■ ACTIVITY ■
I need all the entries repeated exactly as written.
───── DATA PROVIDED
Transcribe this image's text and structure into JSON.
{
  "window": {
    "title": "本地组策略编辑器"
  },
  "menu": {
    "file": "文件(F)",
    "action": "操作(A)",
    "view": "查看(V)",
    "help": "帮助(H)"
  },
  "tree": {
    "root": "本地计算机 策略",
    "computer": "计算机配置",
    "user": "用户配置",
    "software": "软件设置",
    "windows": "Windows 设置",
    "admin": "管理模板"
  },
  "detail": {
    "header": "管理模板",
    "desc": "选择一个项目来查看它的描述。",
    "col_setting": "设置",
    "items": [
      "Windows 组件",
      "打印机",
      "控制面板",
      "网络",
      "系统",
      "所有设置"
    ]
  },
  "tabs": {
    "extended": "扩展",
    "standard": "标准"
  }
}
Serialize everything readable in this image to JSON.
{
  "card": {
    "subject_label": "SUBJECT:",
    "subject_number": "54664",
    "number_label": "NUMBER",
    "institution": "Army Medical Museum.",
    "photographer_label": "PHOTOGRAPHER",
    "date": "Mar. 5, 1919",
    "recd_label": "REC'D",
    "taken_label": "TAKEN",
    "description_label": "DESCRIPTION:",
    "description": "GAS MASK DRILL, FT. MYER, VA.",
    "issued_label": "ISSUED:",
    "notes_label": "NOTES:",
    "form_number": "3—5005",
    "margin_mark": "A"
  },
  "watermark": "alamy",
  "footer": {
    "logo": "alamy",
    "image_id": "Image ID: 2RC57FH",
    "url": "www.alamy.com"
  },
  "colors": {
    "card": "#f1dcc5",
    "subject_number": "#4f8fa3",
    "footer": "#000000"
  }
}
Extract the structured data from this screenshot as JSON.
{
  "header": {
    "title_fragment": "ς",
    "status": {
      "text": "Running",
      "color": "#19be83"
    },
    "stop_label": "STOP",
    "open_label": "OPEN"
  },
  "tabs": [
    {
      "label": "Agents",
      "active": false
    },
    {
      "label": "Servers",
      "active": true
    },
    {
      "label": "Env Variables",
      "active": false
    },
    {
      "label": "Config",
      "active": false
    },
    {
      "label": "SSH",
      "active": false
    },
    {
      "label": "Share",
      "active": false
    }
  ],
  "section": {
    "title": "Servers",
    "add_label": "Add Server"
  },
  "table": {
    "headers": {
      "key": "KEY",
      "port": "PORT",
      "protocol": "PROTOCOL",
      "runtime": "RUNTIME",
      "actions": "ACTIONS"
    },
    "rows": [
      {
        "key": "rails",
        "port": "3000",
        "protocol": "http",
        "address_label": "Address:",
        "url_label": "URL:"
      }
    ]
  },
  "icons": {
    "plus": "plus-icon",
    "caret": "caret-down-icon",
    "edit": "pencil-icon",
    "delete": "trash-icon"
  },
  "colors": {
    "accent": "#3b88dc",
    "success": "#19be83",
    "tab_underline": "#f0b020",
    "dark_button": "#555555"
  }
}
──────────
■ ANSWER FOR THE TASK ■
Transcribe this image's text and structure into JSON.
{
  "window": {
    "title": "本地组策略编辑器"
  },
  "menu": {
    "file": "文件(F)",
    "action": "操作(A)",
    "view": "查看(V)",
    "help": "帮助(H)"
  },
  "tree": {
    "root": "本地计算机 策略",
    "computer": "计算机配置",
    "user": "用户配置",
    "software": "软件设置",
    "windows": "Windows 设置",
    "admin": "管理模板"
  },
  "detail": {
    "header": "管理模板",
    "desc": "选择一个项目来查看它的描述。",
    "col_setting": "设置",
    "items": [
      "Windows 组件",
      "打印机",
      "控制面板",
      "网络",
      "系统",
      "所有设置"
    ]
  },
  "tabs": {
    "extended": "扩展",
    "standard": "标准"
  }
}
Serialize everything readable in this image to JSON.
{
  "card": {
    "subject_label": "SUBJECT:",
    "subject_number": "54664",
    "number_label": "NUMBER",
    "institution": "Army Medical Museum.",
    "photographer_label": "PHOTOGRAPHER",
    "date": "Mar. 5, 1919",
    "recd_label": "REC'D",
    "taken_label": "TAKEN",
    "description_label": "DESCRIPTION:",
    "description": "GAS MASK DRILL, FT. MYER, VA.",
    "issued_label": "ISSUED:",
    "notes_label": "NOTES:",
    "form_number": "3—5005",
    "margin_mark": "A"
  },
  "watermark": "alamy",
  "footer": {
    "logo": "alamy",
    "image_id": "Image ID: 2RC57FH",
    "url": "www.alamy.com"
  },
  "colors": {
    "card": "#f1dcc5",
    "subject_number": "#4f8fa3",
    "footer": "#000000"
  }
}
Extract the structured data from this screenshot as JSON.
{
  "header": {
    "title_fragment": "ς",
    "status": {
      "text": "Running",
      "color": "#19be83"
    },
    "stop_label": "STOP",
    "open_label": "OPEN"
  },
  "tabs": [
    {
      "label": "Agents",
      "active": false
    },
    {
      "label": "Servers",
      "active": true
    },
    {
      "label": "Env Variables",
      "active": false
    },
    {
      "label": "Config",
      "active": false
    },
    {
      "label": "SSH",
      "active": false
    },
    {
      "label": "Share",
      "active": false
    }
  ],
  "section": {
    "title": "Servers",
    "add_label": "Add Server"
  },
  "table": {
    "headers": {
      "key": "KEY",
      "port": "PORT",
      "protocol": "PROTOCOL",
      "runtime": "RUNTIME",
      "actions": "ACTIONS"
    },
    "rows": [
      {
        "key": "rails",
        "port": "3000",
        "protocol": "http",
        "address_label": "Address:",
        "url_label": "URL:"
      }
    ]
  },
  "icons": {
    "plus": "plus-icon",
    "caret": "caret-down-icon",
    "edit": "pencil-icon",
    "delete": "trash-icon"
  },
  "colors": {
    "accent": "#3b88dc",
    "success": "#19be83",
    "tab_underline": "#f0b020",
    "dark_button": "#555555"
  }
}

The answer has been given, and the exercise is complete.